Christians were taught to “turn the other cheek” and “love your enemies”. The Apostle Paul wrote, “God demonstrates His own love toward us, in that, while we were yet sinners, Christ died for us” (Romans 5:8). While Christians taught that God loves all people and wants them to have a personal relationship with Him. Christians did not force their religion on others but relied on missionaries, preaching, and leading godly lives as ambassadors of God. Muslims, on the other hand, did not rely solely on preaching to spread their faith-they turned also to the sword to conquer vast areas of land in the Middle East and Northern Africa during the seventh and eighth centuries. When they attacked or occupied new territory, they gave its inhabitants three options: convert to Islam, pay a special tax, or die. Under these circumstances many chose to pay the tax, and many others chose to convert to Islam.

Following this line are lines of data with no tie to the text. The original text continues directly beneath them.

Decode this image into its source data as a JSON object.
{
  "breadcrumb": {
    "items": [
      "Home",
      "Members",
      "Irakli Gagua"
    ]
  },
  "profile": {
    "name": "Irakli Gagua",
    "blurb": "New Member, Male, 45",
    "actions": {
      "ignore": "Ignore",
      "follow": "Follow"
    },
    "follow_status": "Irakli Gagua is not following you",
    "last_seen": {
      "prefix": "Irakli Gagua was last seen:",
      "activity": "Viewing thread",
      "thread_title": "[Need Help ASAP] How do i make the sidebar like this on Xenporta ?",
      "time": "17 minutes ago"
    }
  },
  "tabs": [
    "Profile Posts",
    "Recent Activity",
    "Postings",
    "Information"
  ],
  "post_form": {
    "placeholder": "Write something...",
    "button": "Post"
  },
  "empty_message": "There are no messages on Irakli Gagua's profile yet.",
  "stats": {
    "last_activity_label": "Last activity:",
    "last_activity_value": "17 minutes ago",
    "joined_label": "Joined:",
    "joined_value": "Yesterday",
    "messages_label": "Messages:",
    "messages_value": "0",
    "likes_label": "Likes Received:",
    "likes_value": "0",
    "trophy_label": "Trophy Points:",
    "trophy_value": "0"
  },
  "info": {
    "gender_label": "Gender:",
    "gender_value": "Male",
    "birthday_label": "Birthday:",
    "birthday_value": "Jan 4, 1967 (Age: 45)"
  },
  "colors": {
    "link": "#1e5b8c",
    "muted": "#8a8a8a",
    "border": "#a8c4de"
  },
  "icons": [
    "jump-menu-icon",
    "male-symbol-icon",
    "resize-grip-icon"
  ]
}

Clearly, the Islamic method of expansion did not match the loving approach of Christianity. However, as Christianity fell under the control of Roman Catholicism, instances of conversion by the sword were used. Emperors from Constantine to Charlemagne had forced baptism into Christianity by conquered peoples. The Spanish Inquisition also used violence to enhance the position of the Church. The differing methods of expansion actually helped determine the area each religion would cover as it spread. Christians during the first two centuries traveled from city to city in the Roman Empire, taking advantage of the excellent Roman roads. As a result, the first two centuries saw the Gospel spread primarily in Roman territory although it was also carried to some other areas, including Ethiopia and perhaps even India. By the year 200 A.D., Christian communities existed throughout the Middle East and Turkey, and there were several in Greece and Italy as well. Islam, however, spread from Saudi Arabia and conquered most of the Middle East and North Africa. Christianity was hesitantly welcomed where people had been living under suppressive rule. West Africa
As a result of its method of expansion, Christian missionaries easily spread to eventually becoming the official religion of the Roman Empire, and it profoundly influenced the development of Europe and, consequently, of the Americas and eventual Africa and by extension West Africa. West Africa